Drawback
 
The story, which was written and directed by newcomer Darren Lynn Bousman (the dynamic duo of Wan and Whannell was unavailable for this film, though Whannell did do some rewrites), gives us a more in-depth look at the background of John Kramer. We also find out that the first person to ever survive one of Jigsaw's traps, Amanda (Shawnee Smith of Becker fame), has partnered with Kramer. The death scenes are really brutal in this film, but, unfortunately, most of the characters are SO unlikable (especially Chavez, played by the aforementioned Mr. G) that you WANT them to be killed. As in the first film there is a fantastic twist ending, something that would be a staple in the series (though none of them live up to the awesomeness of the first). Saw II is not a bad horror film, but considering the film it followed and the films that would follow it, this one hangs out near the bottom on my list of favorite Saw films.
 
On A Scale Of On To Ten: 6
 
Saw II Movie Trailer

SAW

Saw Movie Review

Strangers Lawrence (Cary Elwes) and Adam (Leigh Whannell) awaken in a bathroom and realize they are chained to something in the room, and, worse yet, a dead body is lying between them. Throughout the course of the film they realize their lives are connected in a way, and that they may be the latest victim of the jigsaw killer. This 2004 film, shot on a shoestring budget (just over a million dollars), sort of redefined how many looked at horror. It was original, it was fascinating, and, most importantly to many horror fans, it was bloody, gory, and more graphic than almost anything they had seen before.

"Why is this movie called...oh, I see"
 
At worst, this film gave birth to a subgenre that would come to be known as "torture porn". At best it re-envisioned what a good low budget horror film could be. The story is one we had never quite heard before--the "killer" locks people he feels don't appreciate life into a situation where, in order to survive, they must make physical sacrifices. Here's the thing--every trap he creates can be escaped (albeit before the timer stops), so if the victim dies, it can be argued they killed themselves instead of being killed by anybody else. As if all this awesomeness isn't enough, there is a twist ending you likely will not see coming--the first time I saw this film was in a packed theatre, and after everybody literally cheered out loud just prior to the end, they all gasped and fell dead silent when the twist was revealed. Over ten years later this ranks as one of the best endings I have ever seen in film history. Not everything is perfect with this film, especially the acting, but it is a fantastic film nonetheless that changed the face of horror, put Leigh Whannell (the writer) and James Wan (the director) on the map, and kicked off what would eventually become my favorite horror film series. I couldn't possibly count the number of times I have seen this film, and I love it every time.
 
On A Scale Of One To Ten: 9
 
Saw Movie Trailer

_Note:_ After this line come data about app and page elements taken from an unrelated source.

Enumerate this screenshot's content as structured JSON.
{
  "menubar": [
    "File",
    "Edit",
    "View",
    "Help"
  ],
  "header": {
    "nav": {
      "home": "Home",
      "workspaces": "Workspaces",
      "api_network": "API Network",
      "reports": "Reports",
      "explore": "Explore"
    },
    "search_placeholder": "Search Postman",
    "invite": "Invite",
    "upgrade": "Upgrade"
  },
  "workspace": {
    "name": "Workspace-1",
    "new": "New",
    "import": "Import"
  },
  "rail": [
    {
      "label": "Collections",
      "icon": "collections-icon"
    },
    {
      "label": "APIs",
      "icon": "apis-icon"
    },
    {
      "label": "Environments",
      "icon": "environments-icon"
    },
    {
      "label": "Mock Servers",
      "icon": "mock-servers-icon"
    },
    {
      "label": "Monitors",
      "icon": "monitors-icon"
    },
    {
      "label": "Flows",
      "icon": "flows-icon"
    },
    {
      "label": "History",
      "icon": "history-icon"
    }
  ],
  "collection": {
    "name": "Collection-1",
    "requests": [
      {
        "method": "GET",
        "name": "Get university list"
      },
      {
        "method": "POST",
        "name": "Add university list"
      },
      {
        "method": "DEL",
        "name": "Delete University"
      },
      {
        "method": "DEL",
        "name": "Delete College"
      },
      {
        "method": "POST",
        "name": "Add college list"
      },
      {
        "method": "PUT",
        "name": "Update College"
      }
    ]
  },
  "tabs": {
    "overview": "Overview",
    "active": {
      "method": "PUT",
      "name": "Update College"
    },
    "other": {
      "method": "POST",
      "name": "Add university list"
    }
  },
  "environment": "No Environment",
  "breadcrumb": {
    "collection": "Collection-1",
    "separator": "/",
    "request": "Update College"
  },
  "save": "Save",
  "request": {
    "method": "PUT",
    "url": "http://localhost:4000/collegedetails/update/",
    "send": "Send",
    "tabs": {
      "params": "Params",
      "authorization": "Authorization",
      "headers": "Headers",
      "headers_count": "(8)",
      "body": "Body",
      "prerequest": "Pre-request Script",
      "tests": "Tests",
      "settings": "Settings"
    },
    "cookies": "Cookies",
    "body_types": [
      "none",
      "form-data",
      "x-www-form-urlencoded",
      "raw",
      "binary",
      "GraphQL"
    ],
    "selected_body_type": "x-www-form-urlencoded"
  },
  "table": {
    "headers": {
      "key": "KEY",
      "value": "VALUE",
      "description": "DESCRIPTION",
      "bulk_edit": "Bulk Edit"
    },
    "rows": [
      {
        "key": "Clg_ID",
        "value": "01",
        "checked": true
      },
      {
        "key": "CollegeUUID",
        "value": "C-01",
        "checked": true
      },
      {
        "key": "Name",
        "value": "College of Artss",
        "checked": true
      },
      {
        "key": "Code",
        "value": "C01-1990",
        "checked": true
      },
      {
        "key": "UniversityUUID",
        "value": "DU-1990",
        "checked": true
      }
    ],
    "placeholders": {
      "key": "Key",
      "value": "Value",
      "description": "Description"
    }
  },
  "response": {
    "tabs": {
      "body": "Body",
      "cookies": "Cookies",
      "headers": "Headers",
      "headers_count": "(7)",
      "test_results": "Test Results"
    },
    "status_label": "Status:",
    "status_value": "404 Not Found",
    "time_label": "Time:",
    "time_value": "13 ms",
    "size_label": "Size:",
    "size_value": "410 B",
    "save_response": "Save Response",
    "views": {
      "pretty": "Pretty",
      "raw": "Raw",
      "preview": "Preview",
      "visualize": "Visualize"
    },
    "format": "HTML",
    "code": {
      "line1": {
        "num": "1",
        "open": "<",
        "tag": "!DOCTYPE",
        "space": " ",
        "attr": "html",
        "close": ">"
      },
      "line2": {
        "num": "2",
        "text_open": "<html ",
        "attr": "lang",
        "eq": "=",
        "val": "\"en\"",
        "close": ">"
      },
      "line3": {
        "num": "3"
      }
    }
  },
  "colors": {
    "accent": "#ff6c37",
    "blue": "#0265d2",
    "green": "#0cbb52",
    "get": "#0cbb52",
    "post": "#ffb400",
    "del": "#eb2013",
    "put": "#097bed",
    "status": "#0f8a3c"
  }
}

Friday, November 6, 2015

THE HITCHER (2007)

The Hitcher Movie Review 2007

When college students Jim (Zachary Knighton) and Grace (Sophia Bush) set off for a road trip they are terrorized by a crazed hitchhiker (Sean Bean) they refused to pick up. This remake of the 1986 thriller (starring the legendary C. Thomas Howell) amps up the blood and gore while taking the viewer on an intense, wild ride.
In this car

Jim and Grace are a horror oddity--likeable characters. They come off as compassionate (albeit poor decision making) youngsters, and Knighton and Bush are, for the most part, believable. Bean is absolutely fantastic as hitcher John Ryder--of course this should surprise nobody familiar with Bean's work. For all the intensity, blood, and good performances, however, there are underlying issues with this movie that bring it down considerably. The police are dumbed down to an almost laughable level and must be the most poorly trained officers in the country. The decisions our heroes make will having you wanting to reach through your screen to choke them. And...just how does Mr. Hitchhiker keep finding these poor kids? Throw in dialogue that isn't interesting in the least and you're left with a film that should be much better than it is--still, this is a fun movie to watch and I recommend it for, if nothing else, Bean's performance (and didn't I mention the gore?). 

On A Scale Of One To Ten: 6



The Hitcher Movie Trailer